Amazon Music HD launched today, undercutting several other high-definition streaming services.
A new HD streaming plan has been rumored to be in the works for a few months now. The new plan will cost $14.99 a month for the HD tier, or $12.99/monthly for Prime subscribers.
By comparison, Tidal’s Hi-Fi plan starts at $19.99/monthly and has several tiers.
Amazon Music says it has a catalog of over 50 million HD songs. It defines HD as CD-quality 16-bit and 44.1kHz sample rate. The service has “millions” of UltraHD tracks of 24-bit and sample rates from 44.1kHz up to 192kHz. Amazon Music HD will deliver the files in lossless FLAC instead of Tidal’s MQA format.
Amazon VP of Music Steve Boom says Amazon is looking to bring HD and Ultra HD streaming to the masses. Amazon Music HD isn’t aiming for niche audiophiles like Tidal and Qobuz — Amazon Music HD is going for the mass approach.
Amazon Music’s latest subscriber numbers appeared to be around 32 million in April. Spotify hit 100 million paid subscriptions in that same period. Amazon might have an easier time with conversions though, thanks to cheaper pricing for Prime subscribers.
Amazon Music HD might be a reason for some people to switch away from Spotify.
Spotify has tested lossless audio in select markets in the past the past but has determined there’s no mass appeal there. Apple is flirting with its own AAC format with high-definition but has stopped short of a lossless commitment. Amazon stepping into those waters is significant, but it’s unclear if the move will pay off.
“We haven’t talked much about [introducing an HD tier],” Spotify VP and head of investor relations Paul Vogel recently shared at Goldman Sachs’ Communicopia conference. “But if you go back and look at it, it’s not really something that’s been a big differentiator among the different services. It’s really about user interface, algorithms, playlists, discoverability and those type of things.”
“So I wouldn’t say never, but we think that in terms of what consumers are looking for, it’s not something that’s really resonated.”
There’s also the question of capacity and bandwidth. Lossless audio delivery demands much more streaming bandwidth than standard definition streaming. Even most unlimited plans in the United States have a soft data cap of around 22GB. Until the 5G future is here and can support HD audio by default, many consumers will shy away.
We saw the same thing with adoption rates from SD to HD TV signal in the 2000s.
I think this is fantastic. As a studio guy, this is going to be awesome.

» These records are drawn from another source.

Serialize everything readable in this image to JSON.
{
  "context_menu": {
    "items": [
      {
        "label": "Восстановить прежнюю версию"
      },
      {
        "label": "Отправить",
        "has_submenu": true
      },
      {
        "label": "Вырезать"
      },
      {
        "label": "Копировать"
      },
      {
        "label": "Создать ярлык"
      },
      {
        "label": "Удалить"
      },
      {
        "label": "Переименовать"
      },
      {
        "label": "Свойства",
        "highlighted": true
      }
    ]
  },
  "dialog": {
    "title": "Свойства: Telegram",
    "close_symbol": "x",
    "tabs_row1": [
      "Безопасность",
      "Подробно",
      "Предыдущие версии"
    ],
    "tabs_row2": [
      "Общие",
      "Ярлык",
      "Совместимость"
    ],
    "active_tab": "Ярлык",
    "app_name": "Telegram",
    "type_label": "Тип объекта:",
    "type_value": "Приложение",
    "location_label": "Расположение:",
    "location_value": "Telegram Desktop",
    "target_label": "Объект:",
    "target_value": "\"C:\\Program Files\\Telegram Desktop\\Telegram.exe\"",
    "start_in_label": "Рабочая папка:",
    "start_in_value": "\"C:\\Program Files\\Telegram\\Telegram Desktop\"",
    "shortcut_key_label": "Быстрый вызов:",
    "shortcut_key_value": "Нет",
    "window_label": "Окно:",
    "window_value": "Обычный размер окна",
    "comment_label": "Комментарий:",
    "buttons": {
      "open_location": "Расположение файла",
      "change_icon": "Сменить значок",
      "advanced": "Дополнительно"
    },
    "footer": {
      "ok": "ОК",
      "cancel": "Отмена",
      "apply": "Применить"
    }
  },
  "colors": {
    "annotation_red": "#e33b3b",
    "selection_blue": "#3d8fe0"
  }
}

“HD” audio is probably one of the biggest farces in the music industry. I worked in the industry for over a decade, and I do not understand why executives in the music industry think that consumers want this. Newsflash… the overwhelming vast majority DON’T CARE. There are 50k (read: a drop of a drop in the bucket) people in the world that care and will pay the money for the upgraded formats and put the $1000s of dollars for the equipment to be able to hear the difference. The other 300 million people simply don’t care and won’t notice. They play their music from their phone, inside the car or on a bluetooth speaker, that is equalized to have 10x more bass than it should. Forget the the fact that 97% of music is mastered to eliminate practically all sense of dynamics. This will be (if lucky) just something else to brag about having, that people really don’t understand, like the vinyl craze right now. It’s hilarious to see people post on social media about the “warmth” of the vinyl (that was originally recorded to Pro tools) they’re playing on their $50 crosby turntable…
no, just someone who was in the digital music industry early on, and spent countless hours with DSPs (HD TRacks; Mastered by iTunes; etc.) and getting very little revenue. Execs for some reason think this is the next thing. It’s really nothing new. If you think I’m wrong, you just have to look back to the late 90s. The peak of the modern music industry, SACDs were introduced, in a sales environment where you could sell at least 100k of almost any CD, SACDs sales were abysmal. What was easiest to consume was good enough.
I will say, the data does support the argument that most consumers don’t care about audio quality, at least not higher-end audio quality. Outside of a minimum quality floor, most are totally apathetic about it.
Hey, maybe that changes, though there’s not a market precedent, at least not ona mass scale.
That’s what Spotify is firmly stating here. Their consumer research shows that subscribers care about other factors when it comes to their music.
New releases on Spotify sound great through my system (60w per channel through JBL 4312s). I wouldn’t trade Spotify’s charts, New Release Radar, New Music Friday, Discover Weekly, song credits, artist info, and overall ease of use for Amazon’s sonic upgrade.
Amazon aiming for scarcity.
Audiophiles are the minority.